[RECORDS FOR THE TASK]

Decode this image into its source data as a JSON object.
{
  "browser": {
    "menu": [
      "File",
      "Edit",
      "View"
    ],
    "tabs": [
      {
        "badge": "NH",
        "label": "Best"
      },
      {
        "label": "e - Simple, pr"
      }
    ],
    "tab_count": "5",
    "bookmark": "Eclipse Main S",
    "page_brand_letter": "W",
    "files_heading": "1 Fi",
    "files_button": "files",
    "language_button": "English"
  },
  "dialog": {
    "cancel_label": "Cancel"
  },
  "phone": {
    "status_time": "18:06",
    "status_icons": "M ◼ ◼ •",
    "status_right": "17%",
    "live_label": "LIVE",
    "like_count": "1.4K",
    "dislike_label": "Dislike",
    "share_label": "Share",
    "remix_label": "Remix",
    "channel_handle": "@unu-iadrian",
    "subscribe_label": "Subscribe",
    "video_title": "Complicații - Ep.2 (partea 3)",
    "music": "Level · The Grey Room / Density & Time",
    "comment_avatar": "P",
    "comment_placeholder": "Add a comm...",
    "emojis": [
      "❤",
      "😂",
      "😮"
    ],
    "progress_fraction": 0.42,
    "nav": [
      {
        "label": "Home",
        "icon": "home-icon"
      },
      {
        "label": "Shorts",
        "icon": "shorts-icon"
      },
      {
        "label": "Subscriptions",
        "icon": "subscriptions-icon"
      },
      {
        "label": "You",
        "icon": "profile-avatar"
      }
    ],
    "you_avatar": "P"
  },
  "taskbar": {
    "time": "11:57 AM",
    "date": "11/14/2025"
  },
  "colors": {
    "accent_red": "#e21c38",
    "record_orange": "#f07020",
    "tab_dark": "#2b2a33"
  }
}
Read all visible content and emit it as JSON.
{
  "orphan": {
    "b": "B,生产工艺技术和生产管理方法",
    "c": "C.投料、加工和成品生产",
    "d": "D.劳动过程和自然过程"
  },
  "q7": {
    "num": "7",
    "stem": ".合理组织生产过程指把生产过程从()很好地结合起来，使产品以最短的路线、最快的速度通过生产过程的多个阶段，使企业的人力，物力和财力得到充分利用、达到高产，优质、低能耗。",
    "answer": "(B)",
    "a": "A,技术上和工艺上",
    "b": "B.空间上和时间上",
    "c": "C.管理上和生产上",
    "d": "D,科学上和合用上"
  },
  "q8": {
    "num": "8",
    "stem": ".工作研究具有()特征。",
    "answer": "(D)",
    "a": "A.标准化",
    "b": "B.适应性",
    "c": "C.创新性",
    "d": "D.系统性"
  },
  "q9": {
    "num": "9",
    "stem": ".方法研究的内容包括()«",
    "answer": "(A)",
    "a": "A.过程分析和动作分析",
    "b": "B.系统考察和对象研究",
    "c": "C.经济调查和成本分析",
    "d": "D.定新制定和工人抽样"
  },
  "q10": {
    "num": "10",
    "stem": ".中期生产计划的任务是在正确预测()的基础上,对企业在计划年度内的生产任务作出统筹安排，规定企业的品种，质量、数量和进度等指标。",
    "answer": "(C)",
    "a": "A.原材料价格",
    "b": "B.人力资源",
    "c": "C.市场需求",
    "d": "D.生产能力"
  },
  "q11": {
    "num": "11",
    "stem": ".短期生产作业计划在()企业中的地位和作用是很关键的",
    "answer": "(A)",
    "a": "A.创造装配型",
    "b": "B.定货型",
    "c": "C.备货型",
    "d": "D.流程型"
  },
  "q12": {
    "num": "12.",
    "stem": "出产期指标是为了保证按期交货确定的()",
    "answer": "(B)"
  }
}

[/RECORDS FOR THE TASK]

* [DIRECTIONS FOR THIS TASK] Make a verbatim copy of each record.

* [TASK ANSWER]
Decode this image into its source data as a JSON object.
{
  "browser": {
    "menu": [
      "File",
      "Edit",
      "View"
    ],
    "tabs": [
      {
        "badge": "NH",
        "label": "Best"
      },
      {
        "label": "e - Simple, pr"
      }
    ],
    "tab_count": "5",
    "bookmark": "Eclipse Main S",
    "page_brand_letter": "W",
    "files_heading": "1 Fi",
    "files_button": "files",
    "language_button": "English"
  },
  "dialog": {
    "cancel_label": "Cancel"
  },
  "phone": {
    "status_time": "18:06",
    "status_icons": "M ◼ ◼ •",
    "status_right": "17%",
    "live_label": "LIVE",
    "like_count": "1.4K",
    "dislike_label": "Dislike",
    "share_label": "Share",
    "remix_label": "Remix",
    "channel_handle": "@unu-iadrian",
    "subscribe_label": "Subscribe",
    "video_title": "Complicații - Ep.2 (partea 3)",
    "music": "Level · The Grey Room / Density & Time",
    "comment_avatar": "P",
    "comment_placeholder": "Add a comm...",
    "emojis": [
      "❤",
      "😂",
      "😮"
    ],
    "progress_fraction": 0.42,
    "nav": [
      {
        "label": "Home",
        "icon": "home-icon"
      },
      {
        "label": "Shorts",
        "icon": "shorts-icon"
      },
      {
        "label": "Subscriptions",
        "icon": "subscriptions-icon"
      },
      {
        "label": "You",
        "icon": "profile-avatar"
      }
    ],
    "you_avatar": "P"
  },
  "taskbar": {
    "time": "11:57 AM",
    "date": "11/14/2025"
  },
  "colors": {
    "accent_red": "#e21c38",
    "record_orange": "#f07020",
    "tab_dark": "#2b2a33"
  }
}
Read all visible content and emit it as JSON.
{
  "orphan": {
    "b": "B,生产工艺技术和生产管理方法",
    "c": "C.投料、加工和成品生产",
    "d": "D.劳动过程和自然过程"
  },
  "q7": {
    "num": "7",
    "stem": ".合理组织生产过程指把生产过程从()很好地结合起来，使产品以最短的路线、最快的速度通过生产过程的多个阶段，使企业的人力，物力和财力得到充分利用、达到高产，优质、低能耗。",
    "answer": "(B)",
    "a": "A,技术上和工艺上",
    "b": "B.空间上和时间上",
    "c": "C.管理上和生产上",
    "d": "D,科学上和合用上"
  },
  "q8": {
    "num": "8",
    "stem": ".工作研究具有()特征。",
    "answer": "(D)",
    "a": "A.标准化",
    "b": "B.适应性",
    "c": "C.创新性",
    "d": "D.系统性"
  },
  "q9": {
    "num": "9",
    "stem": ".方法研究的内容包括()«",
    "answer": "(A)",
    "a": "A.过程分析和动作分析",
    "b": "B.系统考察和对象研究",
    "c": "C.经济调查和成本分析",
    "d": "D.定新制定和工人抽样"
  },
  "q10": {
    "num": "10",
    "stem": ".中期生产计划的任务是在正确预测()的基础上,对企业在计划年度内的生产任务作出统筹安排，规定企业的品种，质量、数量和进度等指标。",
    "answer": "(C)",
    "a": "A.原材料价格",
    "b": "B.人力资源",
    "c": "C.市场需求",
    "d": "D.生产能力"
  },
  "q11": {
    "num": "11",
    "stem": ".短期生产作业计划在()企业中的地位和作用是很关键的",
    "answer": "(A)",
    "a": "A.创造装配型",
    "b": "B.定货型",
    "c": "C.备货型",
    "d": "D.流程型"
  },
  "q12": {
    "num": "12.",
    "stem": "出产期指标是为了保证按期交货确定的()",
    "answer": "(B)"
  }
}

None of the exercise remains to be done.